Data records for software interfaces:
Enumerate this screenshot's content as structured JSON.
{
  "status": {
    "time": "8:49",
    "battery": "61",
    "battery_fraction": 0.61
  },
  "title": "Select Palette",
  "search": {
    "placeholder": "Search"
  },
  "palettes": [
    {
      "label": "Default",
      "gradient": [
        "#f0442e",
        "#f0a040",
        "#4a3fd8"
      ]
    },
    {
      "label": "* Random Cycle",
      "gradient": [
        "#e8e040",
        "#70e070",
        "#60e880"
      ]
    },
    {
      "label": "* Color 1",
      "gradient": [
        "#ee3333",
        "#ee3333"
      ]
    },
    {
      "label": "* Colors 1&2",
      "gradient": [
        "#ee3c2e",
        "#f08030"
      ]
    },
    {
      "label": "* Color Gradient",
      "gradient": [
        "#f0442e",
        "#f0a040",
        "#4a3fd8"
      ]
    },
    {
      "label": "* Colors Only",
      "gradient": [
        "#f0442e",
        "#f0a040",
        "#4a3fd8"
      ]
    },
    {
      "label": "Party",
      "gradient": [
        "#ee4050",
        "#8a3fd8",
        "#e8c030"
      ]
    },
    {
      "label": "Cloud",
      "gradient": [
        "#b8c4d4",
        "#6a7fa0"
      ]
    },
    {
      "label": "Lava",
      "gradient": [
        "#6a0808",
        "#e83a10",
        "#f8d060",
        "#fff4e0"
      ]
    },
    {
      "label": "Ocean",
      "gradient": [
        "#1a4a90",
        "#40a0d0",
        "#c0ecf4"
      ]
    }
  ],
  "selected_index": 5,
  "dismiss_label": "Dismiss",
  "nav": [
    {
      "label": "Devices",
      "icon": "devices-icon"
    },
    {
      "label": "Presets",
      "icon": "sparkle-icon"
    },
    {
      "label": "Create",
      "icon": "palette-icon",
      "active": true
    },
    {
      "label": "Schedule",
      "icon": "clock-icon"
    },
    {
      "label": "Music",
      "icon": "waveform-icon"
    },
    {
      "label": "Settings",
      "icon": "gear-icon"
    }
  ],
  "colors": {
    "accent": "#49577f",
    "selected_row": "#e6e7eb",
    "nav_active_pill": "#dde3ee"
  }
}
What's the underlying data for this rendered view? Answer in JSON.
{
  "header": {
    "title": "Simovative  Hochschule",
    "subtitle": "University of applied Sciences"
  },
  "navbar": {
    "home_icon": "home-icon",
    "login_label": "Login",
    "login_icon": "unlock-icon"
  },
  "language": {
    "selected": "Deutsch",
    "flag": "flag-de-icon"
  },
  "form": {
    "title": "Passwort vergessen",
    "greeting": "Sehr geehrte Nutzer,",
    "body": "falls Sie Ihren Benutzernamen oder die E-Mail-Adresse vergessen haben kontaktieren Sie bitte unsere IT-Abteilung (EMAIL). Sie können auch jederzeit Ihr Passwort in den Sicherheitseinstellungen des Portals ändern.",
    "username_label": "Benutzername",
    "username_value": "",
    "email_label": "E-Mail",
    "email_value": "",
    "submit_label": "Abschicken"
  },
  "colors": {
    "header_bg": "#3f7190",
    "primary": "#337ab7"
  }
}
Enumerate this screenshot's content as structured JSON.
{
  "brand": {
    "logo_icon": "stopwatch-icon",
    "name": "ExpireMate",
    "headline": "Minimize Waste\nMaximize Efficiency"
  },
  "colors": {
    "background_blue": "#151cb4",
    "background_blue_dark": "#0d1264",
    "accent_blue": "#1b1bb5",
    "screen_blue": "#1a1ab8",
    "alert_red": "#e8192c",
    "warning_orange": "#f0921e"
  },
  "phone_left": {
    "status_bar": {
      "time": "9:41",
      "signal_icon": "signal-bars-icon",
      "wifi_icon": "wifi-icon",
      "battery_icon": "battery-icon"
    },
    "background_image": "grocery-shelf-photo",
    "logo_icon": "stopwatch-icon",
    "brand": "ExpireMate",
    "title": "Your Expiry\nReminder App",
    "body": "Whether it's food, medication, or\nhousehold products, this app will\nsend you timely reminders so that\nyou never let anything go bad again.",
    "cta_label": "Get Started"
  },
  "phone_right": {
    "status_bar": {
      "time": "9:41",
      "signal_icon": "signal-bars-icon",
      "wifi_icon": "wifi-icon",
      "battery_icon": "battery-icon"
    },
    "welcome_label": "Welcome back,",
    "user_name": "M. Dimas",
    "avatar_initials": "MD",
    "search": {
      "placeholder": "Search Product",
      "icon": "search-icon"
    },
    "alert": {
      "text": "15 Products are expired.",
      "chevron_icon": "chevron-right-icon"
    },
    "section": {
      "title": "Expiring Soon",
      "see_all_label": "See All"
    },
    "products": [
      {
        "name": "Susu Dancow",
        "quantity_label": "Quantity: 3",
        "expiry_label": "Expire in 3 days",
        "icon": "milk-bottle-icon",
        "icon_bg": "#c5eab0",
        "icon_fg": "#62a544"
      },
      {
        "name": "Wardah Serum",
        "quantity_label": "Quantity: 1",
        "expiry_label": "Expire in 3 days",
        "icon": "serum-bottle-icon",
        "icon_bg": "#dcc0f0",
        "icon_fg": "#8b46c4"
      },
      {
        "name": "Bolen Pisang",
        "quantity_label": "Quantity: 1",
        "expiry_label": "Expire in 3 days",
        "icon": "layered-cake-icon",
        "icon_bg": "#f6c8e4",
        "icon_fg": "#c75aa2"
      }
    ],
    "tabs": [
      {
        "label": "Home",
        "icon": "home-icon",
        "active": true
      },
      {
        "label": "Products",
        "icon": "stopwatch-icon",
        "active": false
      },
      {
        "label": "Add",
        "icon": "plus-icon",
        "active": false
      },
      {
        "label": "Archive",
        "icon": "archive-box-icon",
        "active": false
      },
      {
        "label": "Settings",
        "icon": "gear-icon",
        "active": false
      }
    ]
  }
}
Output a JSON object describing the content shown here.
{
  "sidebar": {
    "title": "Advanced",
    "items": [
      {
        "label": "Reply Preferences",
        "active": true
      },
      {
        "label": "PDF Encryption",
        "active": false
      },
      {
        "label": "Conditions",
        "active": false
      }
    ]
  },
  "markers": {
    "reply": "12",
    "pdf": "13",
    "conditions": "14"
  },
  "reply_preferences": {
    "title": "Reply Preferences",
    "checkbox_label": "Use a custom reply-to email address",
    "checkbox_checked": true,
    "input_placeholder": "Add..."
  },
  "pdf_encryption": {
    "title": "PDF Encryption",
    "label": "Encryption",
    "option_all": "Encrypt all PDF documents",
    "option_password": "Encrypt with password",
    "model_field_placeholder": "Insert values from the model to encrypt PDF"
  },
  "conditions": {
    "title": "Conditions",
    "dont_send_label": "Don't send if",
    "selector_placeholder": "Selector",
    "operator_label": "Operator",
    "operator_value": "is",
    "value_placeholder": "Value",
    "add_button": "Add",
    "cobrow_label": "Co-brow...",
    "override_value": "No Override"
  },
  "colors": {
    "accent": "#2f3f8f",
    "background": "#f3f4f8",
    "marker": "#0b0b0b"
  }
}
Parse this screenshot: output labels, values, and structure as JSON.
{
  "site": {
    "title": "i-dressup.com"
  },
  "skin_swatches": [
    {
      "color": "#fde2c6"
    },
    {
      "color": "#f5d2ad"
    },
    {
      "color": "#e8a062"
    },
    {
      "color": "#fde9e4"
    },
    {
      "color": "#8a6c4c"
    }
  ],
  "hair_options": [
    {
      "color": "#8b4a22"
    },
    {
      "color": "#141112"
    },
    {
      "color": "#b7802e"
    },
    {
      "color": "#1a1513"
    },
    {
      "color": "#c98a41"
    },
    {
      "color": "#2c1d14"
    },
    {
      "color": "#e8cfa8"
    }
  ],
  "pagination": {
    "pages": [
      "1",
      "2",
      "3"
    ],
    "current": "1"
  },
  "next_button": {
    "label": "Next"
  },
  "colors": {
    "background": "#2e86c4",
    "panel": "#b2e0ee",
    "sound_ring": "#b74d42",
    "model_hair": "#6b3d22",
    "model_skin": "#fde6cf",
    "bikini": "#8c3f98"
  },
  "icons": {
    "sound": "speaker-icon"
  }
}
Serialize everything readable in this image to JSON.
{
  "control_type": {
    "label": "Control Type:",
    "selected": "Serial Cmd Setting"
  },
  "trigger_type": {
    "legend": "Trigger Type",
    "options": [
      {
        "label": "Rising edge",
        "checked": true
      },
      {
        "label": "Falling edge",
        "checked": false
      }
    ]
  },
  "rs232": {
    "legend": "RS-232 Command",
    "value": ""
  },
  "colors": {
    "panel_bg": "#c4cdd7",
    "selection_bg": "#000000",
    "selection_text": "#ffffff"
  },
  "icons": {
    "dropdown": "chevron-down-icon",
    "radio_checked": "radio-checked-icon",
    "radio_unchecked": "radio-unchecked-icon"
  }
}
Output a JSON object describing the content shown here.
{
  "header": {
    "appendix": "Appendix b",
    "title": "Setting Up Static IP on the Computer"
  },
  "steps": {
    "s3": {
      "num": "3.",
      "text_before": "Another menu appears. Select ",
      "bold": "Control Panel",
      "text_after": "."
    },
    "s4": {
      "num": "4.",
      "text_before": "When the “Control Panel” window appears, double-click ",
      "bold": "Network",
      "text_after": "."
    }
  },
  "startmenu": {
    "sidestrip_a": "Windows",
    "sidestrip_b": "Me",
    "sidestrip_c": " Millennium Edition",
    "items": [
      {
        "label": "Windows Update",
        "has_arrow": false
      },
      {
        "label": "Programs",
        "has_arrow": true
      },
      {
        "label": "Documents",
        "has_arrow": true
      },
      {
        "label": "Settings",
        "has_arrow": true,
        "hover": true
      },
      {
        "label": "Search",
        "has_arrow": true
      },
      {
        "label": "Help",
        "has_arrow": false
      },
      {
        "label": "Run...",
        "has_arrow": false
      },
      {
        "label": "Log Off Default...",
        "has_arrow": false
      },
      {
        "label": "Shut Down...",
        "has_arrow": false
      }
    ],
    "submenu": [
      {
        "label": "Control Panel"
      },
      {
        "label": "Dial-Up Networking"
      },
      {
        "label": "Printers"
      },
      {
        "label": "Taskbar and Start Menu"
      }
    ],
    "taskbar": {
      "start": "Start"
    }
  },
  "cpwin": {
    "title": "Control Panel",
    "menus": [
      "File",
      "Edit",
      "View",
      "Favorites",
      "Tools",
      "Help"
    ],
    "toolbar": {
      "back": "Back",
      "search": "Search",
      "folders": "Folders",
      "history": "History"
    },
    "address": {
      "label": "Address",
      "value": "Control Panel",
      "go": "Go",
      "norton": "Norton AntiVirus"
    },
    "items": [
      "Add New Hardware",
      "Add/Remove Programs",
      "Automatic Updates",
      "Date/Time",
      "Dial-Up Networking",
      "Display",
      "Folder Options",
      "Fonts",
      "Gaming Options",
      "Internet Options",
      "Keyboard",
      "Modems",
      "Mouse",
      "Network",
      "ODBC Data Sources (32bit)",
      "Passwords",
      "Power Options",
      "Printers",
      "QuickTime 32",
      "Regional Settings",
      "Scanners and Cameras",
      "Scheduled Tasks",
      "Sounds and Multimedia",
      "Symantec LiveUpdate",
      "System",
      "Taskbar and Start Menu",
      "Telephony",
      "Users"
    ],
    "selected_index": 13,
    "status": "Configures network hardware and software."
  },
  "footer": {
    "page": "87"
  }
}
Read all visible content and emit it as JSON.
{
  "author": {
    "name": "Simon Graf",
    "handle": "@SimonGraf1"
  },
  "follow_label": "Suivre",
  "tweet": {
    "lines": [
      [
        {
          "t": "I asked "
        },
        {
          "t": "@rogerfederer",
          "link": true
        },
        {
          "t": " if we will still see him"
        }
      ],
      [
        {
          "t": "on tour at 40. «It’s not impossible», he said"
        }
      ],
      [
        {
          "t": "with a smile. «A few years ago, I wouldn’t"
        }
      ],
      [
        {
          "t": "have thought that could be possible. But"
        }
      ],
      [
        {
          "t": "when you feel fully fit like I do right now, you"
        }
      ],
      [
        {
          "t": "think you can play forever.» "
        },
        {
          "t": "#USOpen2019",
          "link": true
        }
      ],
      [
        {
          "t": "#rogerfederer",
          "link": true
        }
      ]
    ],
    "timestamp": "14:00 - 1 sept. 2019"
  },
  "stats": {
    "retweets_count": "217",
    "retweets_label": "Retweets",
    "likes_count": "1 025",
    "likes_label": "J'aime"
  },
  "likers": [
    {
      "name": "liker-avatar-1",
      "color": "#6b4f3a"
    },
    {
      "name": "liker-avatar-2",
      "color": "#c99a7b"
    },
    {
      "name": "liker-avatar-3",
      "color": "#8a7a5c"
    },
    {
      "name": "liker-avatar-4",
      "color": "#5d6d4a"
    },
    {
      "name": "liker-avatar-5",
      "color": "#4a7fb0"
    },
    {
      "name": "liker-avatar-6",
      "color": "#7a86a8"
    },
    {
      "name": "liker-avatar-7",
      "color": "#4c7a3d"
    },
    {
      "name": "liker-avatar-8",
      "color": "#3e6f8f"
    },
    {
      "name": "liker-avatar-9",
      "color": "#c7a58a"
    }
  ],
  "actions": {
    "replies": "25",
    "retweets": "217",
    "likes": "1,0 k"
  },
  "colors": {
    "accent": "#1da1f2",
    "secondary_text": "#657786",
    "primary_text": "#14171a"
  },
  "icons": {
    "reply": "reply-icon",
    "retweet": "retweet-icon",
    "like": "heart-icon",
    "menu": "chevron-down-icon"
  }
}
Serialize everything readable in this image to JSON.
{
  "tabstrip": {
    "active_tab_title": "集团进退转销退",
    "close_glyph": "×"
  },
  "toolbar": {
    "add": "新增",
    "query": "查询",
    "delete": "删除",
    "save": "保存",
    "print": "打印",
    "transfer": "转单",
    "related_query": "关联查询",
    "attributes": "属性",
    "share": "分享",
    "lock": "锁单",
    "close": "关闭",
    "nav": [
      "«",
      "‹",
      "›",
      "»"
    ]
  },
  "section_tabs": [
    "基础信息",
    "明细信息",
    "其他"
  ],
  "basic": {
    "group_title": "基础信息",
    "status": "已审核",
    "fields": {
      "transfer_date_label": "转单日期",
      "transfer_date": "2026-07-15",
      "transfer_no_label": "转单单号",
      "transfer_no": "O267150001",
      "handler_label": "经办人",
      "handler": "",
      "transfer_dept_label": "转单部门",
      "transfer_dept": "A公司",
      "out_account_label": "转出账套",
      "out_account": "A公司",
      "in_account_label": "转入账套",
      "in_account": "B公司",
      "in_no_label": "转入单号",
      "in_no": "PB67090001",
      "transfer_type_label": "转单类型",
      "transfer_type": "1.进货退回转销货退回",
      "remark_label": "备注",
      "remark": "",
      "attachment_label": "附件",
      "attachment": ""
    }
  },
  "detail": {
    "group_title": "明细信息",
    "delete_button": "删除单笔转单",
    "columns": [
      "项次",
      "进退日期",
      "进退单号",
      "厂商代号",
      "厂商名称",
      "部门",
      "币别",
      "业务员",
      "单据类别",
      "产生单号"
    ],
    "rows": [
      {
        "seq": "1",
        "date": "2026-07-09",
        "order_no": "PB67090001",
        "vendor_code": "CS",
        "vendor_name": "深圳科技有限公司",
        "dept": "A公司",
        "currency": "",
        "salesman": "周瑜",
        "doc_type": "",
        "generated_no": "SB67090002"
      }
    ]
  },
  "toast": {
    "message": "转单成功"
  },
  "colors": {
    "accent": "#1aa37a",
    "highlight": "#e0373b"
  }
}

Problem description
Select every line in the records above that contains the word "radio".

Task solution
    "radio_checked": "radio-checked-icon",
    "radio_unchecked": "radio-unchecked-icon"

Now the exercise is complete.